Kiffin would really like a fullback to backup Justin Griffith.
"We run the ball a whole lot and the fullback is used in the running game," Griffith said. "Our system is probably one of the only few left like that."
As for other moves, Kiffin said the reason the Raiders kept DT William Joseph over Josh Shaw as a matter of size.
"(Joseph is a) bigger guy that has played the run at times," Kiffin said. "More consistent."
Health and conditioning were other factors.

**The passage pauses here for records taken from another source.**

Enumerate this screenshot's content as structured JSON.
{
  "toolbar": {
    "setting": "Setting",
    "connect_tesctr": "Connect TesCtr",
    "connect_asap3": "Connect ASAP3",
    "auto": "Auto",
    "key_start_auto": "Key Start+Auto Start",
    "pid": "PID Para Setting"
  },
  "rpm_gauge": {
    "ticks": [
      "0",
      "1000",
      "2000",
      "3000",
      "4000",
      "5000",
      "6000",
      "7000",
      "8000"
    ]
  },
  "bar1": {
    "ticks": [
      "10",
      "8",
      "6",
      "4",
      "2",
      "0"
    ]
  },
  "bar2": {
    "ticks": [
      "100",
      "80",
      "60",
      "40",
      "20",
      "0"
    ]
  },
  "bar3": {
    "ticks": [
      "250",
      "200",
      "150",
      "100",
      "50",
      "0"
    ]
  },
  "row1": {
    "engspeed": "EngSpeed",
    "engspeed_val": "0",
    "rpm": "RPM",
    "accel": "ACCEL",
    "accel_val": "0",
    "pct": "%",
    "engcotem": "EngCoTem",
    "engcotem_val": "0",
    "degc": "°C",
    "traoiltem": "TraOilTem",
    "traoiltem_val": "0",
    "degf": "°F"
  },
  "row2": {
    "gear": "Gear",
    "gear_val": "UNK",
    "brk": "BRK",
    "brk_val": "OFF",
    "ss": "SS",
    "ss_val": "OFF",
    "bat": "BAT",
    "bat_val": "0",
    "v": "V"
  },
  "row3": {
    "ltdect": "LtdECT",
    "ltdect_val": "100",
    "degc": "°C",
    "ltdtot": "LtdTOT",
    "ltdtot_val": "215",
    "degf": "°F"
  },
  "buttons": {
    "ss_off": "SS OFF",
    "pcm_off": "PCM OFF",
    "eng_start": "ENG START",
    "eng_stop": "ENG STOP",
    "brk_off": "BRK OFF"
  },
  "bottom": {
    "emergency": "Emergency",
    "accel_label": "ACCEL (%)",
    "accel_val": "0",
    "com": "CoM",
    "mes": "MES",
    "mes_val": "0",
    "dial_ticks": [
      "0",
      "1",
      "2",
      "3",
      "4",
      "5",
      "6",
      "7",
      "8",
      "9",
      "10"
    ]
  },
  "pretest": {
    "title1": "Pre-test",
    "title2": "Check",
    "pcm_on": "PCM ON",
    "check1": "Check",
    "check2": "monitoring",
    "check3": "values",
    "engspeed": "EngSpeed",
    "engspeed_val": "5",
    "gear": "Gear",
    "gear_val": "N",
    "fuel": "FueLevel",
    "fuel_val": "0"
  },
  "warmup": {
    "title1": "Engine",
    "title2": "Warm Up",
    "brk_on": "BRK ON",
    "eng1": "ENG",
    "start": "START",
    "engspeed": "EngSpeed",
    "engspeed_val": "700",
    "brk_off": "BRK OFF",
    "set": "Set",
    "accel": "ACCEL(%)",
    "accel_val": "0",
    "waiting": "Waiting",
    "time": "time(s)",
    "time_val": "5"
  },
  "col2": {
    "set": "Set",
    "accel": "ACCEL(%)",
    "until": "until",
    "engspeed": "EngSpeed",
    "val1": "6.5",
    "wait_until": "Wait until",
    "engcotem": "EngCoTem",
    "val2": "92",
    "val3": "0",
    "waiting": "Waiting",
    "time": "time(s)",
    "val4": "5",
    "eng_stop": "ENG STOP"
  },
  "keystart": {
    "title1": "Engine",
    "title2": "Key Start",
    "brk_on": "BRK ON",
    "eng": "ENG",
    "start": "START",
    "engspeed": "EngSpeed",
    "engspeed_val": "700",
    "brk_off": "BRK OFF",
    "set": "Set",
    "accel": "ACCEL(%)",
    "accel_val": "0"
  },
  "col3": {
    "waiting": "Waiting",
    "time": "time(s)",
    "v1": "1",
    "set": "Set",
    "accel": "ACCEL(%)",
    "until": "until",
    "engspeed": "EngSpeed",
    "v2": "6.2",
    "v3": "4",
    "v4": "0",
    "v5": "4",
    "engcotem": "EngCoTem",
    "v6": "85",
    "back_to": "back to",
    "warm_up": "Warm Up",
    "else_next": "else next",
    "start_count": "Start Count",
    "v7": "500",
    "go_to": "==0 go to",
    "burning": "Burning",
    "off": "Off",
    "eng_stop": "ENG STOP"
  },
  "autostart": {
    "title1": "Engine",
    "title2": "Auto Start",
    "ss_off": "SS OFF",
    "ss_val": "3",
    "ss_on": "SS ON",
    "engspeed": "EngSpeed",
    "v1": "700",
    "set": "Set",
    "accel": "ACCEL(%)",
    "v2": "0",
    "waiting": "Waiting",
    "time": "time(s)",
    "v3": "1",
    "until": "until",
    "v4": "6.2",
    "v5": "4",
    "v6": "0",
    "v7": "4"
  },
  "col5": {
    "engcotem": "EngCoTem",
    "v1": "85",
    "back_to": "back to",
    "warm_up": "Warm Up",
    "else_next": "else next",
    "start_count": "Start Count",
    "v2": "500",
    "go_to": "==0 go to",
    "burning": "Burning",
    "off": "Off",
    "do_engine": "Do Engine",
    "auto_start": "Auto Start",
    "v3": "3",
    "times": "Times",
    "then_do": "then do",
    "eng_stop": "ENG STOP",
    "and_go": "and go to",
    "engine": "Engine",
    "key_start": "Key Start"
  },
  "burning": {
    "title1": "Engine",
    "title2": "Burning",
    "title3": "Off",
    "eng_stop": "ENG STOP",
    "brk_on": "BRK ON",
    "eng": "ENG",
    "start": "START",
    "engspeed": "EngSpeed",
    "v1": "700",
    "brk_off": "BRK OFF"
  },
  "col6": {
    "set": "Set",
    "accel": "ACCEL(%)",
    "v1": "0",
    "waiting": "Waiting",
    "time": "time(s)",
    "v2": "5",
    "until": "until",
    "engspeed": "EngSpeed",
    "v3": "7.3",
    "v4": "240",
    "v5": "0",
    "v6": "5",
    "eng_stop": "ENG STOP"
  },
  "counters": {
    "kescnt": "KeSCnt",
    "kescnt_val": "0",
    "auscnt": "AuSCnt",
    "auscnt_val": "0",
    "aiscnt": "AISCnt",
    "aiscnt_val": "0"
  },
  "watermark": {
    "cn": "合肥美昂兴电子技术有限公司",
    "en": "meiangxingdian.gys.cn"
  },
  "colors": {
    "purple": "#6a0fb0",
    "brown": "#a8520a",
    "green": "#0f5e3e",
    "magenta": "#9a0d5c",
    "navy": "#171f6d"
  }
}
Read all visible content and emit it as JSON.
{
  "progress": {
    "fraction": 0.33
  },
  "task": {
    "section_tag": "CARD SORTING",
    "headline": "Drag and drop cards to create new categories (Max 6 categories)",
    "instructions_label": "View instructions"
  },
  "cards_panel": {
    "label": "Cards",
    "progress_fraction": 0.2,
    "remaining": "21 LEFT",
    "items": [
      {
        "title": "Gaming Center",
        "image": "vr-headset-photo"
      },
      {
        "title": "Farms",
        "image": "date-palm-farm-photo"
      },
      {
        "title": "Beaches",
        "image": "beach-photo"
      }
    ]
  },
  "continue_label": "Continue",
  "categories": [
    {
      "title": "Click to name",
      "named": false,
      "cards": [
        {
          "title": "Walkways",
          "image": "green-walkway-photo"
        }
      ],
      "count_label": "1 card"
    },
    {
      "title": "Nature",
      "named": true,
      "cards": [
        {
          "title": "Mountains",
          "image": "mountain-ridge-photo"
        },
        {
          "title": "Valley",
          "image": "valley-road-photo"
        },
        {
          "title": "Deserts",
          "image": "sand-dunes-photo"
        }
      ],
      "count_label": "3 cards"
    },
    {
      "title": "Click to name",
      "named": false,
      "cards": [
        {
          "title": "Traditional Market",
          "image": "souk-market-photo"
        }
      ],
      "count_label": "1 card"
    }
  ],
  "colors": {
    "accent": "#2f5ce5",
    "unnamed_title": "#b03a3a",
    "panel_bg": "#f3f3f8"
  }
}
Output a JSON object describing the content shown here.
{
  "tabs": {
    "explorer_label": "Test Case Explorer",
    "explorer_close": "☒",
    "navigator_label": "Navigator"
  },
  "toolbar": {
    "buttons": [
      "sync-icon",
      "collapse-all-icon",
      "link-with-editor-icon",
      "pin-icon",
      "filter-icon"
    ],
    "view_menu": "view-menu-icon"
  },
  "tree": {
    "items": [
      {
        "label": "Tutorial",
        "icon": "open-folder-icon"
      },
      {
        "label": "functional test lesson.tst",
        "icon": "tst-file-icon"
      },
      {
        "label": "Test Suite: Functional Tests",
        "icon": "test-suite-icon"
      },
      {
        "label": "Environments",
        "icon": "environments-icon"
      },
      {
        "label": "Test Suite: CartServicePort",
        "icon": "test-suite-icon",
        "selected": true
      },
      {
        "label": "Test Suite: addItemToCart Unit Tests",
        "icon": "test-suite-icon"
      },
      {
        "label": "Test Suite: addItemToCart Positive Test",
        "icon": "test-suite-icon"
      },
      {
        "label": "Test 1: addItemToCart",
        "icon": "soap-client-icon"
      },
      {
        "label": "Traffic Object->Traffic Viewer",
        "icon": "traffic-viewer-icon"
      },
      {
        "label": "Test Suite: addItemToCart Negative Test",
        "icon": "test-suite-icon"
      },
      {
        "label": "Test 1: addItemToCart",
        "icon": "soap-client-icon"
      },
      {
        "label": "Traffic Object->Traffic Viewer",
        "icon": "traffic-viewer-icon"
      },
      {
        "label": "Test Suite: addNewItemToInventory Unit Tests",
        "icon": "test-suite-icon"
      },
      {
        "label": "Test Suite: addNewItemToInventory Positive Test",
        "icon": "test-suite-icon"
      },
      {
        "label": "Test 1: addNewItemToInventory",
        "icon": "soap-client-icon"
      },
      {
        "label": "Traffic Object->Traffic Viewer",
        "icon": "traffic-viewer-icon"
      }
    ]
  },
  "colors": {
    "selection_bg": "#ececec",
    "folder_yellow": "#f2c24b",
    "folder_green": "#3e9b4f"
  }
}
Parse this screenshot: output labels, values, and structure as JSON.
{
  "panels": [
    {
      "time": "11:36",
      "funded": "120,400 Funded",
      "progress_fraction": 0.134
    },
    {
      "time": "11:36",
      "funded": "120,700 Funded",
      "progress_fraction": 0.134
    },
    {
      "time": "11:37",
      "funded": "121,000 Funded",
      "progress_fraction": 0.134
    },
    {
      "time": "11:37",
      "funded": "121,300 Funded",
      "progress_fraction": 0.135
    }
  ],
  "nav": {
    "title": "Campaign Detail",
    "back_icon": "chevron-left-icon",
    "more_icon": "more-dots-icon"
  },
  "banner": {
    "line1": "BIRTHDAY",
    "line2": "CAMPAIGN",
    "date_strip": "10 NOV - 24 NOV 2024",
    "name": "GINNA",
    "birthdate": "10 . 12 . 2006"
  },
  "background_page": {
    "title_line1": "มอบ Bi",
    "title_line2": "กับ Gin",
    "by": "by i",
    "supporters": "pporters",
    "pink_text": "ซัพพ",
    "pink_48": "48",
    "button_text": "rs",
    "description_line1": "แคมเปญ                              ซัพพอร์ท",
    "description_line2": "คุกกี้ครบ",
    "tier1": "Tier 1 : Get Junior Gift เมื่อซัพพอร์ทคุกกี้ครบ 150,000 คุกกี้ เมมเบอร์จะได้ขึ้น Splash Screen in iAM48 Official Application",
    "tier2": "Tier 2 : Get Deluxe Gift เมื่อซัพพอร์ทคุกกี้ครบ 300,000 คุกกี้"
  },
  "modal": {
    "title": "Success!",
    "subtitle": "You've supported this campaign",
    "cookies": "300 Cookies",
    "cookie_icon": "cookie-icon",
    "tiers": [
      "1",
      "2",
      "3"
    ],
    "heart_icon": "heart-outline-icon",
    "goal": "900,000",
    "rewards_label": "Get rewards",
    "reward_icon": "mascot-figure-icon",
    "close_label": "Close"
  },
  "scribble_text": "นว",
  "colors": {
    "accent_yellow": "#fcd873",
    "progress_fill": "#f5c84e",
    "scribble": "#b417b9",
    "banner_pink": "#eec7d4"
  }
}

DE Kalimba Edwards has a groin injury two other contributors are still getting into prime shape.
"Tommy (Kelly), we're still trying to get his weight down," Kiffin said. "And (Terdell) Sands is never going to be a guy that plays the whole game."
RT Willie Anderson, who was cut by Cincinnati would appear to be an instant upgrade over Cornell Green.
Kiffin said the team looked into adding Anderson, who has been a Pro Bowl player, but said the Raiders zone-blocking scheme means adding a good player doesn't always make sense.
"There's good things about having this system with our offensive line and some bad things," Kiffin said. "One of the bad things is if guys haven't been trained in this system, it's hard, especially if they're bigger guys to come in and be real functional in this system."
WR Todd Watkins didn't drive to Sacramento to be with his girlfriend and child on Saturday, which turned out to be the right decision because he made the team.
But that didn't mean everything was easy.
Assistant receivers coach Sanjay Lal made a call to Watkins around 7 p.m. on Saturday after final cuts had been made.
"My heart stopped for a second," Watkins said. "I was like, 'What, did they change their mind?'"
After making practice squads the last two seasons, Watkins isn't resting. He still wants to prove he belongs in the NFL.
Watkins said consistency and hard work can keep him on the team.
"In this business you can never relax," Watkins said. "Especially guys that are two, three on the depth chart. There's no room for comfort."
Kiffin said P Greg Pakulak's inclusion on the practice squad gives the team a "security blanket" for Shane Lechler, who has been dealing with a quadriceps injury.
Lechler is expected to be able to play in the season opener.
Lechler, CB Nnamdi Asomugha (ankle), S Rashad Baker (ankle), LB Robert Thomas (knee) and Kelly (flu) did not practice.
Asomugha expects to practice on Wednesday.
S Michael Huff missed practice to attend the funeral for his grandfather. CB DeAngelo Hall was excused for the funeral of his father.